At the Paper Mill Playhouse in Millburn, New Jersey, a group of children are learning the joy of theater.
Tammy La Gorce writes in the NY Times that the playhouse now has a class for children with disabilities.
“The class is a logical next step for Paper Mill, which last year began offering a series of sensory-friendly presentations for children with autism in its ‘Theater for Everyone’ programming. Sensory-friendly shows are scripted to be more literal, with innuendo kept to a minimum, and the theater’s lighting and volume are adjusted to help audience members feel more comfortable.
“This year, in a partnership with VSA New Jersey, a nonprofit organization that provides arts programming for children and adults with disabilities, Paper Mill joined the ranks of theaters welcoming such children who have an interest in learning to perform.
“Parents of children with developmental disabilities ‘are seeing the benefits of arts education,’ said Lisa Cooney, 46, director of education for Paper Mill. ‘And they’re a lot more proactive than they used to be.’
“Those who run the programs find them rewarding as well. The children ‘give so much to us,’ said Mickey McNany, the director of Paper Mill’s Theater School, after the recent class. In it, her 10-year-old granddaughter, Mary McNany, who has Down syndrome, identified Mozart as the composer of ‘Eine kleine Nachtmusik,’ performed an improvised roller-skating scene and used sign language, as well as her voice, to sing a song.” Read more.

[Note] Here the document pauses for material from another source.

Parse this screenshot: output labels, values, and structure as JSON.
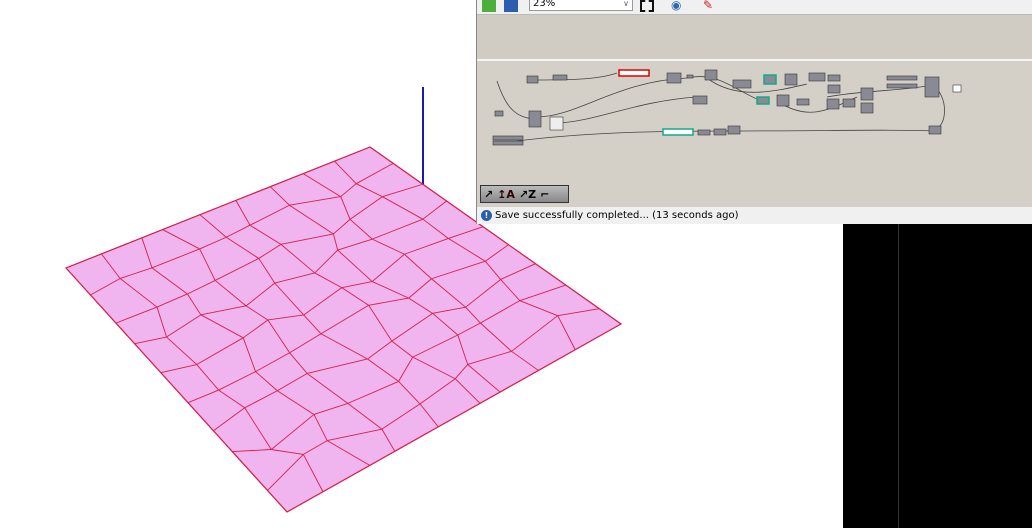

Below, Marnie McNany takes part with her children Finn and Mary.
Photograph: Aaron Houston for the New York Times